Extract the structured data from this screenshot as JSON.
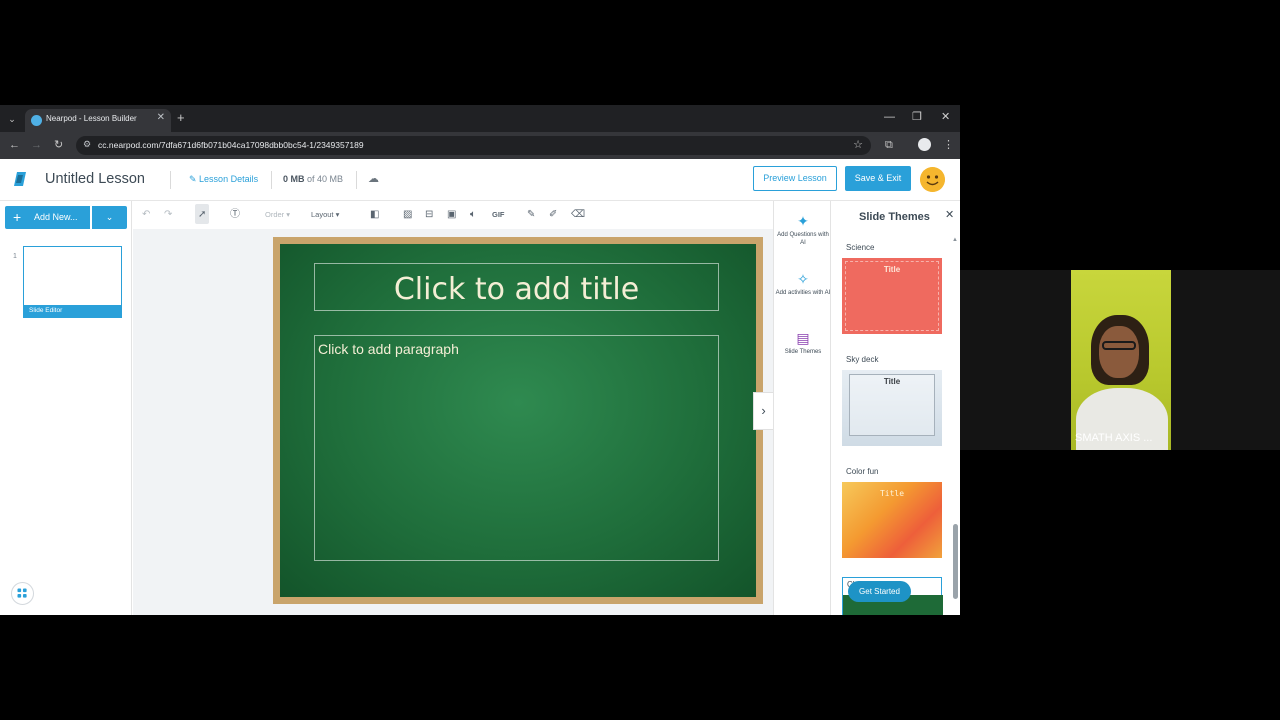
{
  "browser": {
    "tab_title": "Nearpod - Lesson Builder",
    "url": "cc.nearpod.com/7dfa671d6fb071b04ca17098dbb0bc54-1/2349357189"
  },
  "header": {
    "lesson_title": "Untitled Lesson",
    "lesson_details": "Lesson Details",
    "storage_used": "0 MB",
    "storage_total": "of 40 MB",
    "preview_label": "Preview Lesson",
    "save_label": "Save & Exit"
  },
  "left_panel": {
    "add_new_label": "Add New...",
    "slides": [
      {
        "number": "1",
        "label": "Slide Editor"
      }
    ]
  },
  "editor_toolbar": {
    "order_label": "Order",
    "layout_label": "Layout",
    "gif_label": "GIF"
  },
  "slide": {
    "title_placeholder": "Click to add title",
    "paragraph_placeholder": "Click to add paragraph"
  },
  "right_rail": {
    "items": [
      {
        "label": "Add Questions with AI",
        "icon": "sparkles-icon"
      },
      {
        "label": "Add activities with AI",
        "icon": "magic-wand-icon"
      },
      {
        "label": "Slide Themes",
        "icon": "paint-roller-icon"
      }
    ]
  },
  "themes_panel": {
    "title": "Slide Themes",
    "themes": [
      {
        "name": "Science",
        "preview_title": "Title",
        "color": "#ef6a5f"
      },
      {
        "name": "Sky deck",
        "preview_title": "Title",
        "color": "#dfe7ee"
      },
      {
        "name": "Color fun",
        "preview_title": "Title",
        "color": "#f59a2f"
      },
      {
        "name": "Chalkboard",
        "preview_title": "",
        "color": "#1e6a37"
      }
    ],
    "get_started_label": "Get Started"
  },
  "video": {
    "participant_name": "SMATH AXIS ..."
  },
  "colors": {
    "accent": "#2aa0d9",
    "chalkboard": "#1f6e3b"
  }
}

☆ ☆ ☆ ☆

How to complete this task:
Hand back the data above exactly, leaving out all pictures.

Response below:
Extract the structured data from this screenshot as JSON.
{
  "browser": {
    "tab_title": "Nearpod - Lesson Builder",
    "url": "cc.nearpod.com/7dfa671d6fb071b04ca17098dbb0bc54-1/2349357189"
  },
  "header": {
    "lesson_title": "Untitled Lesson",
    "lesson_details": "Lesson Details",
    "storage_used": "0 MB",
    "storage_total": "of 40 MB",
    "preview_label": "Preview Lesson",
    "save_label": "Save & Exit"
  },
  "left_panel": {
    "add_new_label": "Add New...",
    "slides": [
      {
        "number": "1",
        "label": "Slide Editor"
      }
    ]
  },
  "editor_toolbar": {
    "order_label": "Order",
    "layout_label": "Layout",
    "gif_label": "GIF"
  },
  "slide": {
    "title_placeholder": "Click to add title",
    "paragraph_placeholder": "Click to add paragraph"
  },
  "right_rail": {
    "items": [
      {
        "label": "Add Questions with AI",
        "icon": "sparkles-icon"
      },
      {
        "label": "Add activities with AI",
        "icon": "magic-wand-icon"
      },
      {
        "label": "Slide Themes",
        "icon": "paint-roller-icon"
      }
    ]
  },
  "themes_panel": {
    "title": "Slide Themes",
    "themes": [
      {
        "name": "Science",
        "preview_title": "Title",
        "color": "#ef6a5f"
      },
      {
        "name": "Sky deck",
        "preview_title": "Title",
        "color": "#dfe7ee"
      },
      {
        "name": "Color fun",
        "preview_title": "Title",
        "color": "#f59a2f"
      },
      {
        "name": "Chalkboard",
        "preview_title": "",
        "color": "#1e6a37"
      }
    ],
    "get_started_label": "Get Started"
  },
  "video": {
    "participant_name": "SMATH AXIS ..."
  },
  "colors": {
    "accent": "#2aa0d9",
    "chalkboard": "#1f6e3b"
  }
}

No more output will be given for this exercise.